*** Opening Source data ***

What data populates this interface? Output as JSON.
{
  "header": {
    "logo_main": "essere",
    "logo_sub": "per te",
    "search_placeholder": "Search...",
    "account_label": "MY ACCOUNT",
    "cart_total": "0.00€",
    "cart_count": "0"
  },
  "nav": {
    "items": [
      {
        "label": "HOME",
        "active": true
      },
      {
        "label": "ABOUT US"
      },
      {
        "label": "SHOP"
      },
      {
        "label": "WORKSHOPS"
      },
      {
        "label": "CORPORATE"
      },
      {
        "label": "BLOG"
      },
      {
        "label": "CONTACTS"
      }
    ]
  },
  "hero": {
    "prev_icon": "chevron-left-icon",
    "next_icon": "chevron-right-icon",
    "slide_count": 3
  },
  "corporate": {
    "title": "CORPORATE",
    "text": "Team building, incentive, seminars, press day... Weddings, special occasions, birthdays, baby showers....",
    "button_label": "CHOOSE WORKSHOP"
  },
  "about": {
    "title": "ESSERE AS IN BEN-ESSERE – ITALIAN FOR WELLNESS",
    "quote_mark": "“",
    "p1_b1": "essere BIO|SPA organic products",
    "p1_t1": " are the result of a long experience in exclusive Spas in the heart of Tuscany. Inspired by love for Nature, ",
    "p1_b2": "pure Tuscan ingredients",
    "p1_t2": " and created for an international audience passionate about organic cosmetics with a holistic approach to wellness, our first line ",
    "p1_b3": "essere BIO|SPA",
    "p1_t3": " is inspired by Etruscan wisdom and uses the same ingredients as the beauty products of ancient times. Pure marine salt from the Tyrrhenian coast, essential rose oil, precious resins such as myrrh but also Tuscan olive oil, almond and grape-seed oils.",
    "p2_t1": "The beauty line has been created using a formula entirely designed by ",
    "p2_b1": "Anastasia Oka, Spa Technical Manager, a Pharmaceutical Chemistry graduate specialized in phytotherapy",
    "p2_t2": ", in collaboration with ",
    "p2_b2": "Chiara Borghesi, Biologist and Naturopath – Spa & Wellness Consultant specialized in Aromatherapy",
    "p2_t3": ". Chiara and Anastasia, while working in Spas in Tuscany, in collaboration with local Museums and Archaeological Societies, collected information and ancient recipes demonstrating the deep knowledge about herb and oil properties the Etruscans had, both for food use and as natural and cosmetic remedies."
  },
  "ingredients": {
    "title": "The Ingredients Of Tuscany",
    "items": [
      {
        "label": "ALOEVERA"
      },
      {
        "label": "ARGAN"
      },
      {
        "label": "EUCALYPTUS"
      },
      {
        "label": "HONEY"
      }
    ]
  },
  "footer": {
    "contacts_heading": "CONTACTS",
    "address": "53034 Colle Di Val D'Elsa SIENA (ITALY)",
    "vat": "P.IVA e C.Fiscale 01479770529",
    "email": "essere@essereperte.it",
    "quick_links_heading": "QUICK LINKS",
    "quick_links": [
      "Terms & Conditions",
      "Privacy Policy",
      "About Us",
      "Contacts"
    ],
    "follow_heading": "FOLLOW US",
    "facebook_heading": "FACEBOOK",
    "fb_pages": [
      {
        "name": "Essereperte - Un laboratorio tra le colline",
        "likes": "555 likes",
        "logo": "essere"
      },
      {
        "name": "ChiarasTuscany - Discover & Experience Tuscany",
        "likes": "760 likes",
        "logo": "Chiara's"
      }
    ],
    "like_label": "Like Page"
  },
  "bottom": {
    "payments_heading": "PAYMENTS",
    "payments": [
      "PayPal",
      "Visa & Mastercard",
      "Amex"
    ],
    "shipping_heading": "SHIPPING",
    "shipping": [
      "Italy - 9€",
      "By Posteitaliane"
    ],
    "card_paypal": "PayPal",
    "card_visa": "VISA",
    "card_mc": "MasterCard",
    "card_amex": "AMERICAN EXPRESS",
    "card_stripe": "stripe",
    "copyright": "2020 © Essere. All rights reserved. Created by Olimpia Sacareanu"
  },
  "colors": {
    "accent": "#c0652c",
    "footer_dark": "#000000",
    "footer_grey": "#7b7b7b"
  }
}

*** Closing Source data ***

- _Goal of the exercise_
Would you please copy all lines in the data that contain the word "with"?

- _Output of the task_
    "p1_t2": " and created for an international audience passionate about organic cosmetics with a holistic approach to wellness, our first line ",
    "p2_t2": ", in collaboration with ",
    "p2_t3": ". Chiara and Anastasia, while working in Spas in Tuscany, in collaboration with local Museums and Archaeological Societies, collected information and ancient recipes demonstrating the deep knowledge about herb and oil properties the Etruscans had, both for food use and as natural and cosmetic remedies."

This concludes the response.